Herald Square is today known for many things. There’s the flagship Macy’s department store and the pedestrianized part of Broadway that extends to Times Square. And it serves as an epicenter of the retail corridor that now runs from 5th Avenue to 7th Avenue. Some may remember the song, “Give My Regards to Broadway,” from the George M. Cohan musical Little Johnny Jones with the iconic line, “Remember me to Herald Square. ” But written in 1904, “Give My Regards to Broadway” references a very different Herald Square than the one we’re familiar with today.
Herald Square had its beginnings in 1846, when the city acquired the area for the extension of Bloomingdale Road, now Broadway. Its name comes from an architecturally distinctive building that once sat at the intersection of Broadway and Sixth Avenue: The New York Herald Building. Newspaper Row had traditionally been located downtown in lower Manhattan on Park Row, where heavy hitters like The New York Times, New York Tribune, and The New York World were all headquartered.

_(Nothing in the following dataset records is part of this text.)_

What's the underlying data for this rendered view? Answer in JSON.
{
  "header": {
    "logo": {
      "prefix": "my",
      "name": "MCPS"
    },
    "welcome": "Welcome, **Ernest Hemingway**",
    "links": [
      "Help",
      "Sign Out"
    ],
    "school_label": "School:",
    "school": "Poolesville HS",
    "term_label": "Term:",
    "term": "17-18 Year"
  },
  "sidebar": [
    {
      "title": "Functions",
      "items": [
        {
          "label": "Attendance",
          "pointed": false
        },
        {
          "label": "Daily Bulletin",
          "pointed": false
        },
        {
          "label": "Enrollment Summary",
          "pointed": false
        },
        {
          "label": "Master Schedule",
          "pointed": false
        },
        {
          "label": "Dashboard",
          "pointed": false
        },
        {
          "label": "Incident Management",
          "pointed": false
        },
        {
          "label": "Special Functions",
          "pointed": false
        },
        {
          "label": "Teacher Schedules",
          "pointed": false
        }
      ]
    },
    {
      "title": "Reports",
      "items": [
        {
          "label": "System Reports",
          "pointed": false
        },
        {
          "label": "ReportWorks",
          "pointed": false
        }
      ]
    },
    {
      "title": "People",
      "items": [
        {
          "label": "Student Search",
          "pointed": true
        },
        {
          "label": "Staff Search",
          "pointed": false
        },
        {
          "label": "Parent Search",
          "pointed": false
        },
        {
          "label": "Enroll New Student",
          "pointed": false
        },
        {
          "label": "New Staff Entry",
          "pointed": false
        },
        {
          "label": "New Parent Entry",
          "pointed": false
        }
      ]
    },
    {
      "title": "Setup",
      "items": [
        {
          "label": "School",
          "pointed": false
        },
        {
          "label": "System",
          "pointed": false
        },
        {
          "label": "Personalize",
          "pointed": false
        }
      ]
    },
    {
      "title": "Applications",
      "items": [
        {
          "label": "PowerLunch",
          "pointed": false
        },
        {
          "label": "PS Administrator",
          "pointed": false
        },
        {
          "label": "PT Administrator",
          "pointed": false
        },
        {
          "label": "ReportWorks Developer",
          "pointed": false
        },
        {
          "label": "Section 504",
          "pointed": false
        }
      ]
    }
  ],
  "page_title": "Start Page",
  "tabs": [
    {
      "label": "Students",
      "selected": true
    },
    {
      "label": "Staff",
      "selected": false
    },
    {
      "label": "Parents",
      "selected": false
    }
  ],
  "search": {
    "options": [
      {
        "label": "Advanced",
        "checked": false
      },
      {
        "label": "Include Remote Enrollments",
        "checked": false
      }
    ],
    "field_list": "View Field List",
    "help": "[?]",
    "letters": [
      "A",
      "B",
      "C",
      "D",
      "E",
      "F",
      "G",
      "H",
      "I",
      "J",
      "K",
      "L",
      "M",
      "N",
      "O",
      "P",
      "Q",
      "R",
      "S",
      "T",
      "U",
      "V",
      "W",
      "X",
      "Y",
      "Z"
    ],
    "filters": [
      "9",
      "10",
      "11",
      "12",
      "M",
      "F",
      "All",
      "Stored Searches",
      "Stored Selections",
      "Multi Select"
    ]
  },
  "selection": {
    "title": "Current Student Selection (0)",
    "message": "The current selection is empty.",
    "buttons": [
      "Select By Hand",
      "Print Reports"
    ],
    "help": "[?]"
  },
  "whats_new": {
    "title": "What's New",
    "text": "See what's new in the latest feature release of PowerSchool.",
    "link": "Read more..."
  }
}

For The New York Herald to move from Newspaper Row to Herald Square in the 1890s was a bold and surprising move, commandeered by James Gordon Bennett Jr., the playboy son of The Herald founder. But given the newspaper’s penchant for sensationalist news (like the well-known Central Park Zoo hoax), perhaps it was only fitting. The new headquarters were designed by New York City architectural darling Stanford White, in a very close copy to the Renaissance Palazzo del Consiglio in Verona.